Task: Your task is to repeat all of the data exactly while excluding the pictures.

Dataset entries:
%%
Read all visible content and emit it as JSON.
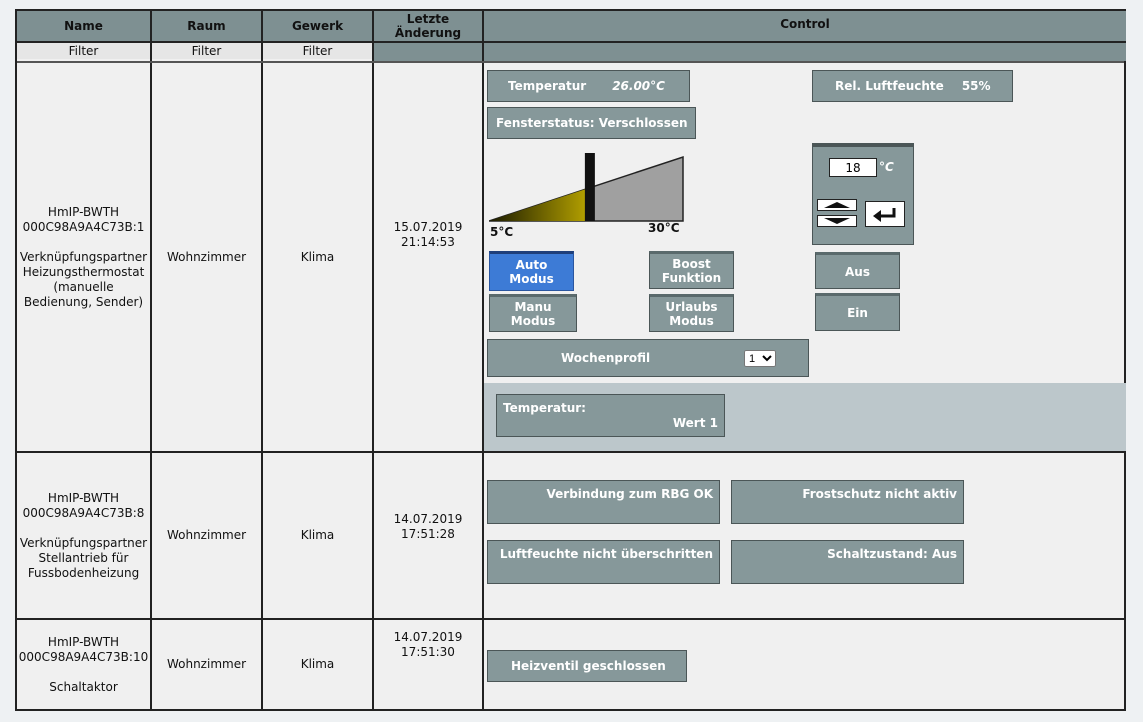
{
  "headers": {
    "name": "Name",
    "room": "Raum",
    "trade": "Gewerk",
    "last_change_line1": "Letzte",
    "last_change_line2": "Änderung",
    "control": "Control"
  },
  "filters": {
    "name": "Filter",
    "room": "Filter",
    "trade": "Filter"
  },
  "rows": [
    {
      "device": "HmIP-BWTH",
      "address": "000C98A9A4C73B:1",
      "desc_1": "Verknüpfungspartner",
      "desc_2": "Heizungsthermostat",
      "desc_3": "(manuelle",
      "desc_4": "Bedienung, Sender)",
      "room": "Wohnzimmer",
      "trade": "Klima",
      "date": "15.07.2019",
      "time": "21:14:53"
    },
    {
      "device": "HmIP-BWTH",
      "address": "000C98A9A4C73B:8",
      "desc_1": "Verknüpfungspartner",
      "desc_2": "Stellantrieb für",
      "desc_3": "Fussbodenheizung",
      "room": "Wohnzimmer",
      "trade": "Klima",
      "date": "14.07.2019",
      "time": "17:51:28"
    },
    {
      "device": "HmIP-BWTH",
      "address": "000C98A9A4C73B:10",
      "desc_1": "Schaltaktor",
      "room": "Wohnzimmer",
      "trade": "Klima",
      "date": "14.07.2019",
      "time": "17:51:30"
    }
  ],
  "thermostat": {
    "temp_label": "Temperatur",
    "temp_value": "26.00°C",
    "humidity_label": "Rel. Luftfeuchte",
    "humidity_value": "55%",
    "window_status": "Fensterstatus: Verschlossen",
    "slider_min": "5°C",
    "slider_max": "30°C",
    "slider_fraction": 0.52,
    "setpoint": "18",
    "setpoint_unit": "°C",
    "auto_l1": "Auto",
    "auto_l2": "Modus",
    "boost_l1": "Boost",
    "boost_l2": "Funktion",
    "off_label": "Aus",
    "manu_l1": "Manu",
    "manu_l2": "Modus",
    "vacation_l1": "Urlaubs",
    "vacation_l2": "Modus",
    "on_label": "Ein",
    "weekprofile_label": "Wochenprofil",
    "weekprofile_value": "1",
    "temp_sensor_label": "Temperatur:",
    "temp_sensor_value": "Wert 1"
  },
  "actuator": {
    "rbg": "Verbindung zum RBG OK",
    "frost": "Frostschutz nicht aktiv",
    "humidity": "Luftfeuchte nicht überschritten",
    "switch_state": "Schaltzustand: Aus"
  },
  "switch": {
    "valve": "Heizventil geschlossen"
  },
  "colors": {
    "header": "#7e9092",
    "button": "#86989a",
    "active_button": "#3d7bd6",
    "slider_fill": "#b8a400"
  }
}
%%
Exercise answer:
Read all visible content and emit it as JSON.
{
  "headers": {
    "name": "Name",
    "room": "Raum",
    "trade": "Gewerk",
    "last_change_line1": "Letzte",
    "last_change_line2": "Änderung",
    "control": "Control"
  },
  "filters": {
    "name": "Filter",
    "room": "Filter",
    "trade": "Filter"
  },
  "rows": [
    {
      "device": "HmIP-BWTH",
      "address": "000C98A9A4C73B:1",
      "desc_1": "Verknüpfungspartner",
      "desc_2": "Heizungsthermostat",
      "desc_3": "(manuelle",
      "desc_4": "Bedienung, Sender)",
      "room": "Wohnzimmer",
      "trade": "Klima",
      "date": "15.07.2019",
      "time": "21:14:53"
    },
    {
      "device": "HmIP-BWTH",
      "address": "000C98A9A4C73B:8",
      "desc_1": "Verknüpfungspartner",
      "desc_2": "Stellantrieb für",
      "desc_3": "Fussbodenheizung",
      "room": "Wohnzimmer",
      "trade": "Klima",
      "date": "14.07.2019",
      "time": "17:51:28"
    },
    {
      "device": "HmIP-BWTH",
      "address": "000C98A9A4C73B:10",
      "desc_1": "Schaltaktor",
      "room": "Wohnzimmer",
      "trade": "Klima",
      "date": "14.07.2019",
      "time": "17:51:30"
    }
  ],
  "thermostat": {
    "temp_label": "Temperatur",
    "temp_value": "26.00°C",
    "humidity_label": "Rel. Luftfeuchte",
    "humidity_value": "55%",
    "window_status": "Fensterstatus: Verschlossen",
    "slider_min": "5°C",
    "slider_max": "30°C",
    "slider_fraction": 0.52,
    "setpoint": "18",
    "setpoint_unit": "°C",
    "auto_l1": "Auto",
    "auto_l2": "Modus",
    "boost_l1": "Boost",
    "boost_l2": "Funktion",
    "off_label": "Aus",
    "manu_l1": "Manu",
    "manu_l2": "Modus",
    "vacation_l1": "Urlaubs",
    "vacation_l2": "Modus",
    "on_label": "Ein",
    "weekprofile_label": "Wochenprofil",
    "weekprofile_value": "1",
    "temp_sensor_label": "Temperatur:",
    "temp_sensor_value": "Wert 1"
  },
  "actuator": {
    "rbg": "Verbindung zum RBG OK",
    "frost": "Frostschutz nicht aktiv",
    "humidity": "Luftfeuchte nicht überschritten",
    "switch_state": "Schaltzustand: Aus"
  },
  "switch": {
    "valve": "Heizventil geschlossen"
  },
  "colors": {
    "header": "#7e9092",
    "button": "#86989a",
    "active_button": "#3d7bd6",
    "slider_fill": "#b8a400"
  }
}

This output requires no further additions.